Whereas: Financial support for emissions-intensive activities and businesses is the most significant impact Wells Fargo has regarding climate change; Whereas: Loans, lines of credit, leases, and other multi-year credit guarantees made by the Company to a variety of industry clients (electric utilities, commercial real estate, home builders, oil and gas and coal companies, agricultural companies, and auto manufacturers) may be at risk of default because of the long-term consequences of climate change and global GHG regulations; Whereas: Wells Fargo is the USA’s “#1 agricultural lender among all banks,” “#1 mortgage lender to home builders,” and “one of the USA’s leading commercial real estate lenders among all banks” according to its website; Whereas: JPMorgan Chase (JPMC) works with its largest GHG-emitting clients to develop carbon mitigation plans–including emissions disclosure, offsets, renewable energy investments, and GHG reduction goals–by quantifying the costs of emissions and internalizing those into the analysis of power sector transactions; in 2006, JPMC began reporting the GHG footprint of its power sector portfolio to develop new financial products to facilitate emissions reductions, and is building a commodities trading business for NOX, SO2 and CO2 trading; Whereas: Bank of America has committed to reporting and verifying its emissions from operations AND its public energy and utility portfolio, and reducing those emissions by 7% by 2008;

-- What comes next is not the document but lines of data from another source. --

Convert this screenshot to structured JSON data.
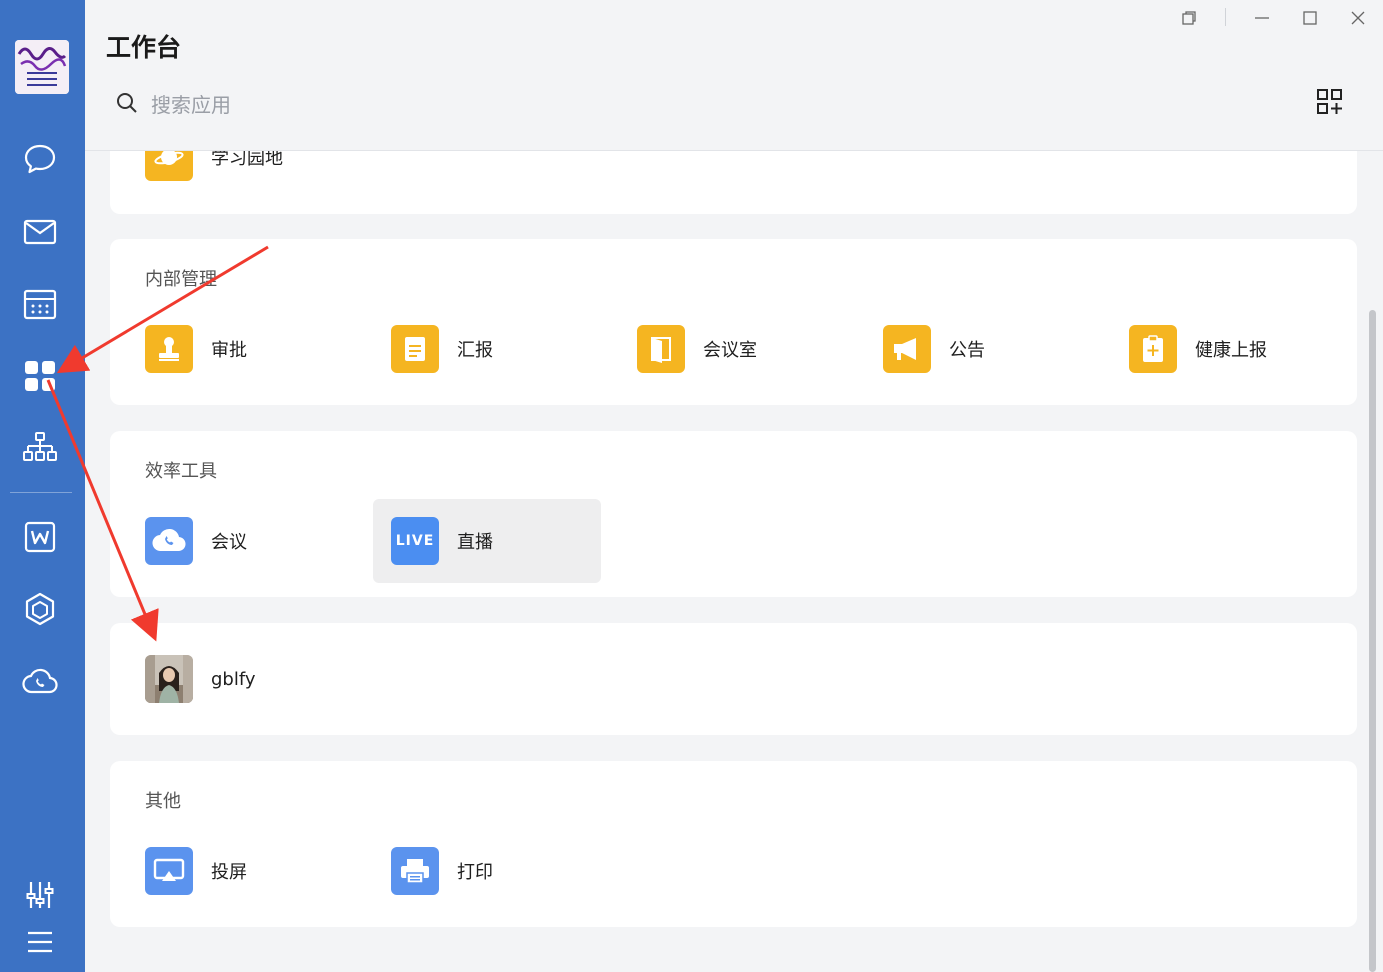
{
  "header": {
    "title": "工作台",
    "search_placeholder": "搜索应用"
  },
  "sidebar": {
    "items": [
      {
        "icon": "chat-icon"
      },
      {
        "icon": "mail-icon"
      },
      {
        "icon": "calendar-icon"
      },
      {
        "icon": "workbench-grid-icon",
        "active": true
      },
      {
        "icon": "org-chart-icon"
      },
      {
        "icon": "word-doc-icon"
      },
      {
        "icon": "cube-icon"
      },
      {
        "icon": "cloud-phone-icon"
      },
      {
        "icon": "settings-sliders-icon"
      },
      {
        "icon": "menu-icon"
      }
    ]
  },
  "sections": {
    "study": {
      "apps": [
        {
          "label": "学习园地",
          "icon": "planet-icon",
          "color": "#f5b521"
        }
      ]
    },
    "internal": {
      "title": "内部管理",
      "apps": [
        {
          "label": "审批",
          "icon": "stamp-icon",
          "color": "#f5b521"
        },
        {
          "label": "汇报",
          "icon": "document-icon",
          "color": "#f5b521"
        },
        {
          "label": "会议室",
          "icon": "door-icon",
          "color": "#f5b521"
        },
        {
          "label": "公告",
          "icon": "megaphone-icon",
          "color": "#f5b521"
        },
        {
          "label": "健康上报",
          "icon": "health-clipboard-icon",
          "color": "#f5b521"
        }
      ]
    },
    "efficiency": {
      "title": "效率工具",
      "apps": [
        {
          "label": "会议",
          "icon": "cloud-phone-icon",
          "color": "#5b93ee"
        },
        {
          "label": "直播",
          "icon": "live-icon",
          "icon_text": "LIVE",
          "color": "#4b8ef1"
        }
      ]
    },
    "custom": {
      "apps": [
        {
          "label": "gblfy",
          "icon": "photo-avatar-icon"
        }
      ]
    },
    "other": {
      "title": "其他",
      "apps": [
        {
          "label": "投屏",
          "icon": "screencast-icon",
          "color": "#5b93ee"
        },
        {
          "label": "打印",
          "icon": "printer-icon",
          "color": "#5b93ee"
        }
      ]
    }
  },
  "colors": {
    "sidebar": "#3c72c4",
    "accent_yellow": "#f5b521",
    "accent_blue": "#4b8ef1",
    "annotation_red": "#f03a2e"
  }
}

Whereas: Wachovia, JPMC, and Bank of America commit to engaging in national public policy discussions on climate regulations and renewable energy; Whereas: Citigroup began reporting on CO2 emissions from power projects it finances in 2003;
Whereas: Citigroup, Bank of America, JPMC, Goldman Sachs, and HSBC have set quantitative targets to reduce direct CO2 emissions, while they, and Wachovia and ABN-AMRO, have adopted a company-wide policy on climate change; Whereas: HSBC pledged to become carbon-neutral by the end of 2006 and met that goal early;
Whereas: While Wells Fargo’s “10-Point Environmental Commitment” has made some progress on reducing emissions from internal operations through conservation measures and offsets, it lacks a comprehensive, strategic approach and well-established goals for reducing both direct emissions from operations and indirect emissions from its GHG-intensive clients; Resolved: That stockholders of Wells Fargo & Company request that the Board of Directors formulate comprehensive emissions reduction goals relating to (a) the Company’s own operations and (b) the activities of its corporate borrowers, advisory and project finance clients, and the companies whose securities Wells Fargo underwrites. The goals and the extent of the Company’s progress in meeting them should be disclosed to shareholders by October 2007 and annually thereafter, at reasonable cost and omitting proprietary information.